#### EXERCISE INPUT:
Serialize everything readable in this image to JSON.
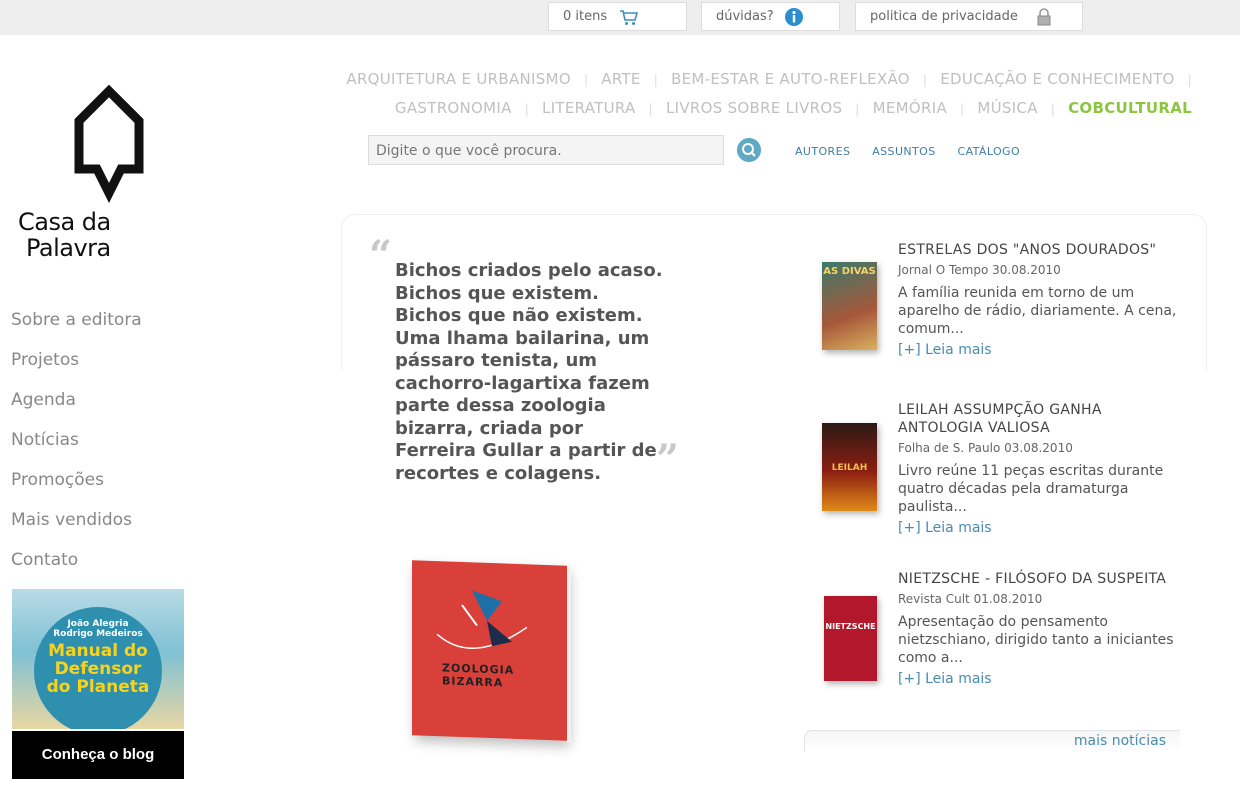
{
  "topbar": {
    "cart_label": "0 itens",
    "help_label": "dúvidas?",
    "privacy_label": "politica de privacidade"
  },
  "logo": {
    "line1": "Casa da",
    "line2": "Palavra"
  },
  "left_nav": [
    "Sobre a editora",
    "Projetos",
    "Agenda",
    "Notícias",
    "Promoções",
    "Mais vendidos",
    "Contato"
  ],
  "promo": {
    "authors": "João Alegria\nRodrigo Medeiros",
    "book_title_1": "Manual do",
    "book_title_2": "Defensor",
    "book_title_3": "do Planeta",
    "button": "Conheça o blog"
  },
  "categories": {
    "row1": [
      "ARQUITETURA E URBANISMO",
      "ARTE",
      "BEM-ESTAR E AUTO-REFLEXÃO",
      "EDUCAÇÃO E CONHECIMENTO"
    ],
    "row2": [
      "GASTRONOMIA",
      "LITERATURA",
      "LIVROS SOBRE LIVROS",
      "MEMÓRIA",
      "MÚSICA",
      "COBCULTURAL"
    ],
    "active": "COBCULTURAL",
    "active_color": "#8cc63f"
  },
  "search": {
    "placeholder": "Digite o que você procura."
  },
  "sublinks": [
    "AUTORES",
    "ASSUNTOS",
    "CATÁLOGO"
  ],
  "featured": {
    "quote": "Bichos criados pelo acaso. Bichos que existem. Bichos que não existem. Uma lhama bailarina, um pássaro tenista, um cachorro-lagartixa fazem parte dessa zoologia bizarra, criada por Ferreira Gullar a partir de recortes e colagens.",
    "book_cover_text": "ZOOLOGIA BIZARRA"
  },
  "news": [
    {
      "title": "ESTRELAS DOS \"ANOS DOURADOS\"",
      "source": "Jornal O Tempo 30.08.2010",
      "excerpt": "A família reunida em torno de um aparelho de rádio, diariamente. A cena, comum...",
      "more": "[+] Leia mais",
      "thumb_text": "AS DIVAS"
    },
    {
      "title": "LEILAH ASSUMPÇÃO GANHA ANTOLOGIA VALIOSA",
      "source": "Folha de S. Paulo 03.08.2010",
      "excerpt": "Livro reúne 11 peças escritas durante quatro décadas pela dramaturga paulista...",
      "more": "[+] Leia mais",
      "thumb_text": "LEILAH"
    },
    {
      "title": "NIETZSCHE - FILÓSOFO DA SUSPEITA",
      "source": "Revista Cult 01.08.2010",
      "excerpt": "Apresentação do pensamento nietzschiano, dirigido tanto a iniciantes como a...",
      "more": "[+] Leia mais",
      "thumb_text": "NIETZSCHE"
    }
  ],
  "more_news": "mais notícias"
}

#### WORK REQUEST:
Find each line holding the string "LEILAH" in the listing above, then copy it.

#### ANSWER TO THIS PROBLEM:
      "title": "LEILAH ASSUMPÇÃO GANHA ANTOLOGIA VALIOSA",
      "thumb_text": "LEILAH"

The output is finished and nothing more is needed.